For the many men and women living in the UAE who were reared on the traditional Irish sports of Gaelic football and hurling, such terms are like a native language. But although this lexicon may be baffling to a newcomer, the skill, action and drama on the pitch need little explanation.

Irish people have been living and working in the Emirates for decades, and like many other emigrant communities in this country, they have brought their traditions with them. Among these are Gaelic games that provide fitness and excitement on the pitch and offer friendship and support off it.

According to the Gaelic Athletic Association, which administers the games in Ireland and abroad, there are more than 85 competitive teams in the Middle East. Games and training sessions for Gaelic football and hurling (or camogie for women) are a common sight at sports grounds in Abu Dhabi, Dubai and beyond. But what are these sports that bind this community together?
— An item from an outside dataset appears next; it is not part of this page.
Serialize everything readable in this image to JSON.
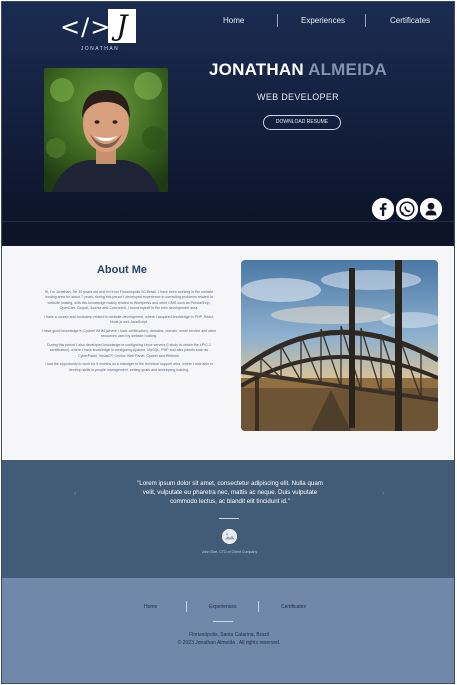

Hurling is a fast, tough game played by two teams of 15 over 60 minutes at club level. Players wield a bladed ash stick called a caman (or hurl, or hurley) to strike a small, hard leather ball called a sliotar. Played on a much larger field than a football pitch, hurlers can send the ball vast distances. Tackling is tough, challenges are direct and a lot of dexterity is needed to balance the ball on the stick, or to hit it – while running flat out – at rugby-style goals: over the bar is worth one point and into the goal is worth three.

Gaelic football has the same team size, scoring system, pitch and rules. At first glance, it resembles a cross between football (the better-known version), rugby and basketball. Like hurling, it is a direct, physical game played by men, women and children alike.

The roots of both sports go back far into Irish prehistory but it was in 1884 that the process of organising and codifying these games began. The sports were not just for fun – they formed part of a revival of Irish nationalism and identity nearly extinguished by the devasting famine of 1845 to 1852.

In the 21st century, the association remains a unique phenomenon. Even footballers and hurlers who play at the highest level in Ireland remain amateurs. There is no transfer window – players line out for the parish they were raised in and the county they were born in. It is not unusual to see smaller, rural clubs all over Ireland field teams containing several siblings from the same family.

In Ireland, the games are a kind of social glue that binds players and communities together. That togetherness can be seen in Irish communities from New York to London to the UAE, where training, playing and celebrating as a team keeps emigrants in touch with family and friends, as well as their Irish heritage.

Barcelona FC, it is often said, is more than a club. If that is true, then Gaelic sports are more than a game.

Updated: March 15, 2024, 6:11 PM